REGISTER VIEWPOINT: EPA says all boats in same boat

On the one hand, a 700-foot freighter, taking in and discharging ballast water that may or may not be contaminated with oily sludge
Sandusky Register Staff
May 24, 2010

On the one hand, a 700-foot freighter, taking in and discharging ballast water that may or may not be contaminated with oily sludge and rust from the ship's ballast tanks (or, if it's an ocean-going ship, invasive life from some far-off ecosystem) while its crew hoses stray bits of coal from the deck into the lake.

On the other hand, your 21-foot runabout, with rainwater running off its deck and maybe an accidental spill of fuel as you finish topping off at the gas dock.

After Sept. 30, according to the federal regulations about to be put in place in the wake of a 1999 lawsuit, they'll be the same thing.

Silly, of course.

And, if one wants to adhere rigidly to the letter of the law, expensive.
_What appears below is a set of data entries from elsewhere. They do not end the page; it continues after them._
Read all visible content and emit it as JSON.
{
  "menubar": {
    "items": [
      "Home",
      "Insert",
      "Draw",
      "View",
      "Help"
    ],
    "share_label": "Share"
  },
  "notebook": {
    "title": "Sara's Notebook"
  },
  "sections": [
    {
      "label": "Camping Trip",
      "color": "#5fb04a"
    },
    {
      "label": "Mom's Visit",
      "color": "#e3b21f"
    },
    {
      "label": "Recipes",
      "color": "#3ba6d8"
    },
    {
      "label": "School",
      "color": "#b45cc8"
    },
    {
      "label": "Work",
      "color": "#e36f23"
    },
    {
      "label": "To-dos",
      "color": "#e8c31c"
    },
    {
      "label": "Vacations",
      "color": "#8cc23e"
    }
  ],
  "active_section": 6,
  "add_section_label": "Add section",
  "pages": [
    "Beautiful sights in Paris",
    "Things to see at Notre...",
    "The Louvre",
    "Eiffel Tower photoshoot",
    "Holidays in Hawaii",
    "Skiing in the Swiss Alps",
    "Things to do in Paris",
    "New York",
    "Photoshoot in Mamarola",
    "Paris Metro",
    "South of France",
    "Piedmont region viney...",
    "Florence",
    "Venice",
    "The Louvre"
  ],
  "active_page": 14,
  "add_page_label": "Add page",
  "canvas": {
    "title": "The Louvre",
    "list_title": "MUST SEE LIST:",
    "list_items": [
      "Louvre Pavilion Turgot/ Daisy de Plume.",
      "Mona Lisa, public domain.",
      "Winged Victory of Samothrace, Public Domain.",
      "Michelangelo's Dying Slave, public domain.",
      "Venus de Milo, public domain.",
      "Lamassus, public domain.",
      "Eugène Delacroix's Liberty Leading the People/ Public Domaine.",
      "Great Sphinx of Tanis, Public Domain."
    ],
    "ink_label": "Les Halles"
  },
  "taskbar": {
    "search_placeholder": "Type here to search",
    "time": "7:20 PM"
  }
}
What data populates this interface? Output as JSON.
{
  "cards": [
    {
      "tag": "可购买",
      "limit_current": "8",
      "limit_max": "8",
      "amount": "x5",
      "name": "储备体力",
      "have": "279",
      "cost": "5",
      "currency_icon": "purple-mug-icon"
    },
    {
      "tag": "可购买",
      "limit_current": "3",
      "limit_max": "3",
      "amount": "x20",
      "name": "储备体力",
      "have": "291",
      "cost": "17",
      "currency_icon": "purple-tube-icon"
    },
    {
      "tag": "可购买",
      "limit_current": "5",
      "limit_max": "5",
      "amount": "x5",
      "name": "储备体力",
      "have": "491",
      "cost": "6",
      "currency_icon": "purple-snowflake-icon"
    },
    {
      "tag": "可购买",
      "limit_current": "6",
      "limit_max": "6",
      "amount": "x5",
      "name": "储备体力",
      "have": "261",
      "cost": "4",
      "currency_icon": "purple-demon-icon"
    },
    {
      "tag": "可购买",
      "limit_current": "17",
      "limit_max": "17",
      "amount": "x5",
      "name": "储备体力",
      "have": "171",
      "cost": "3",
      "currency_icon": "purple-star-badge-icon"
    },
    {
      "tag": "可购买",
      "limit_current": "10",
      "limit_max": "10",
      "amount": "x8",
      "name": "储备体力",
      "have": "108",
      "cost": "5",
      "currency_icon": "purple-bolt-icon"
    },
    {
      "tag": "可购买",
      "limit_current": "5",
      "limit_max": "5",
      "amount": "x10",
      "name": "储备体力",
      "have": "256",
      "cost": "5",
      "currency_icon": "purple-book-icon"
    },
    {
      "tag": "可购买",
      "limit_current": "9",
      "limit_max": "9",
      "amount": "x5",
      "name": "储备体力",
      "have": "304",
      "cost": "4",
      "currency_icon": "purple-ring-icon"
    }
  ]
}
Your runabout is subject to the same pricey federal permit laws covering "incidental discharges" into the waterways as is the freighter.

According to the National Marine Manufacturers Association, a lobby group for the recreational boating industry, the fines of up to $32,500 per incident per day will apply equally to the freighter and the family fun boat once the new permit regulations go into effect Sept. 30.

As is the case with most blanket regulations, someone didn't think this all the way through.

Given the importance of tourism, including recreational boating, to this area, we can't help but support something called the Clean Boating Act, which has been making its way around Capitol Hill for the last year or so. It exempts recreational and charter boats from the permitting process.

The Clean Boating Act -- Senate Bill 2766, sponsored by Sens. Barbara Boxer, D-Calif., and Bill Nelson, D-Fla. -- is an attempt to add some common sense to an overbroad remedy but still address environmental concerns. For example, deliberate dumping -- or dumping of oil, fuel, plastics, garbage or raw sewage -- would still be illegal, no matter how big or small your boat.

According to the NMMA, Ohio's senators, Democrat Sherrod Brown and Republican George Voinovich, are both cosponsors of S.2766. We'd expect, coming as they both do from Lake Erie communities -- Brown from Lorain and Voinovich from Cleveland.

The bill is out of committee and is ready for a vote, but lawmakers will soon turn their attention to getting re-elected and there'll be no time for legislation. We urge Brown and Voinovich to keep up their support for the Clean Boating Act and get this thing to a vote -- a successful one.